At head of title: The Cuchullain cycle: a trilogy: I.
|Other titles||The Cuchullain cycle.|
|Statement||by W.M. Crofton, M.D..|
|The Physical Object|
|Number of Pages||46|
The Wooing of Emer and other stories by Patrick Brown The fullest version of The Wooing of Emer is found in the Book of Leinster (c) in a text dating from the tenth or eleventh century. An earlier, fragmentary version is found in several manuscripts, including Lebor na hUidre (the Book of . The Wooing Of Emer Translated by Kuno Meyer. There lived once upon a time a great and famous king in Emain Macha, whose name was Conchobar, son of Fachtna Fathach. In his reign there was much store of good things with the men of Ulster. Peace there was, and quiet and pleasant greeting; there was fruit and fatness and harvest of the sea; there. Emer [ˈẽβ̃əɾ], is an Irish name, in modern Irish Eimhear or Éimhear (Eimer, Eimear and Éimear are also used as modern versions), daughter of Forgall Monach, is the wife of the hero Cú Chulainn in the Ulster Cycle of Irish ative version in Scottish Gaelic is Eimhir. The Oldest Version of Tochmarc Emire Introduction. Tochmarc Emire, the Wooing of Emer, is the name of one of those Old Irish sagas, which have gathered around the Ul ster king Conchobar and the chief heroes of his was considered and classified 1, as one of the remscela or introductory tales of the greatest epic of this cycle, the Tain Bo Cuailnge, because its purport is the love of.
The Wooing of Emer by Cú Chulainn|Tochmarc Emire la Coinculaind|English Translation|An electronic edition|ed Kuno Meyer. null. null. Learn, Study and Research in UCC, Ireland's first 5 star university. Our tradition of independent thinking will prepare you for the world and . The Wooing of Emer: Notes. 1. The royal seat of Ulster. 2. Fachtna Fathach, son of Rudraige, was king of Erinn. He was the lover of Ness, the wife of the druid Cathbad. The Wooing Of Emer. An Irish hero-tale of the eleventh century, translated from the original manuscript [Based on LU and Stowe MS (D. iv. 2)]. The following tale, of which a translation is here for the first time attempted, belongs to the oldest, or heroic, cycle of early Irish literature. InThe Wooing of EmerandBricriu’s Feast, Emer emerges as a paragon of medieval Irish womanhood, distinguished from her female peers by her beauty, her intelligence, and her unique ability to manipulate language effectively. Her verbal skills enable her to shape .

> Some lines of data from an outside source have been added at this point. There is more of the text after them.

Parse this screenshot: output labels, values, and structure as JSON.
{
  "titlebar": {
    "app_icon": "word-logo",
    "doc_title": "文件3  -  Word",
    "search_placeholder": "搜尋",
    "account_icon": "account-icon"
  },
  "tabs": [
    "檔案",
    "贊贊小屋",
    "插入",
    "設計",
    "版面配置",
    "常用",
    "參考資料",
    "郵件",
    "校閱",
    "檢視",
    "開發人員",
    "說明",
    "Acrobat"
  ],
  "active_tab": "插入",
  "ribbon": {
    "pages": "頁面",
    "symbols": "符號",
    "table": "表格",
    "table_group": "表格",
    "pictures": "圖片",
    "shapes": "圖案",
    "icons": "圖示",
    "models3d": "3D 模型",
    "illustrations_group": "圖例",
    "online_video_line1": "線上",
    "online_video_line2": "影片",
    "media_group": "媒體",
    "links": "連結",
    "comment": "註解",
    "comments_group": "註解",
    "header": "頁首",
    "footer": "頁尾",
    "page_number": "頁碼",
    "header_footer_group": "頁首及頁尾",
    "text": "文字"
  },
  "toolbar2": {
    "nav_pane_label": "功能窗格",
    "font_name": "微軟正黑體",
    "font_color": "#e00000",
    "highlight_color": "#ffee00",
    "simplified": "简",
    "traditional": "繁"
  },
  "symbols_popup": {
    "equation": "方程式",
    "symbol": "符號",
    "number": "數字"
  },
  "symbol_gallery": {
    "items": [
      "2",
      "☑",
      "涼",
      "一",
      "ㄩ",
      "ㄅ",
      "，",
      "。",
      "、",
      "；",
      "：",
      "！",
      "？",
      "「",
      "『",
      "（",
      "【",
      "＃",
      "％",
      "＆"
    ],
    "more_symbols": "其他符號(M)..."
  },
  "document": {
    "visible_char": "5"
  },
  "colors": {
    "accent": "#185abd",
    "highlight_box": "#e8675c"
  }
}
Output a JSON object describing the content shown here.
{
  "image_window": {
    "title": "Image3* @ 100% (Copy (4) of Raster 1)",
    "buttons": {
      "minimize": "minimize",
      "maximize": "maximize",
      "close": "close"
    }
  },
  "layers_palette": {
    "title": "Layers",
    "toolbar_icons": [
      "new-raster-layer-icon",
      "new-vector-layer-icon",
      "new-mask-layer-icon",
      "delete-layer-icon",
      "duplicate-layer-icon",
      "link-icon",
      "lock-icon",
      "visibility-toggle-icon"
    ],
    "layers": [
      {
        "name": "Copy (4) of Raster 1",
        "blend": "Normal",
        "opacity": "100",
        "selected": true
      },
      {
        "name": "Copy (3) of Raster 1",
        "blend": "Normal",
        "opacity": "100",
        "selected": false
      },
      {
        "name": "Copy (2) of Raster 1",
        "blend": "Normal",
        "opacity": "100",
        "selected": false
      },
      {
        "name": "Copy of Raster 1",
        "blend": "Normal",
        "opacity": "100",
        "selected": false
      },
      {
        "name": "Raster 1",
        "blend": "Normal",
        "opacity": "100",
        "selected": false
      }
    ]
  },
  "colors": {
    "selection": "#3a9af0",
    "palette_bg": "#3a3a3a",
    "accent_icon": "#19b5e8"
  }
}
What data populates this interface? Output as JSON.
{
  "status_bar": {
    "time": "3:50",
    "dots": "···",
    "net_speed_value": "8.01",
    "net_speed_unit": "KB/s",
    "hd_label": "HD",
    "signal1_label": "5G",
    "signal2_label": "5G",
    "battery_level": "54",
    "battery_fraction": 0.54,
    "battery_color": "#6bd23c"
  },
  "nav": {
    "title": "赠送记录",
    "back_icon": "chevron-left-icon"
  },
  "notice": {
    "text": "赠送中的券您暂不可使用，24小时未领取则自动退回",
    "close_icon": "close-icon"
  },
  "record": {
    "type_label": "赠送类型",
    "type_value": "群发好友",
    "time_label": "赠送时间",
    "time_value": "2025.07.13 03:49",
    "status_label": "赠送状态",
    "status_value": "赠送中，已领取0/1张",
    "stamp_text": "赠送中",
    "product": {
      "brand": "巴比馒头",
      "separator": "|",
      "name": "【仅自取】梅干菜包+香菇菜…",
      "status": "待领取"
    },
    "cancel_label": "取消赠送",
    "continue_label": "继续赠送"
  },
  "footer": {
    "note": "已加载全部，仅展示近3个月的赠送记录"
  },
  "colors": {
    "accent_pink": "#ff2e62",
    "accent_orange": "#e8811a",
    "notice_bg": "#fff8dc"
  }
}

The translations included here in stories including The Struggle of the Two Swineherds and the Wooing of Emer are an attempt to find a balance between a more literal translation that is still enjoyable to an English speaking audience. Material included focuses on the Irish Gods and related mythic beings, as well as some fragments of wisdom texts. If The Wooing of Emer is to go by, The Goddess Danu's protection of the Earth and fairies is a major plot element in the last book. Patricia Kennealy-Morrison's Keltiad series is Celtic Mythology IN SPACE!! — St. Brendan led his people on a great migration to another planet. The Book of Invasions: The Book of Leinster Version The Boyhood Deeds of CuChulainnHull,Eleanor,Standish Hayes O' Grady The Boyhood Deeds of Cú ChulainnTom Cross and Harris Slover The Wooing of Emer The Wooing of Etain. . Tochmarc Emire ‘The wooing of Emer In the Yellow Book of Lecan version, Aífe is called a daughter of one Ardgeimm. See more Conchobar mac Nessa Conchobar mac Nessa (ass. time-frame: Ulster Cycle) – king of the Ulaid in tales of the Ulster Cycle; son either of Cathbad or Fachtna Fáthach.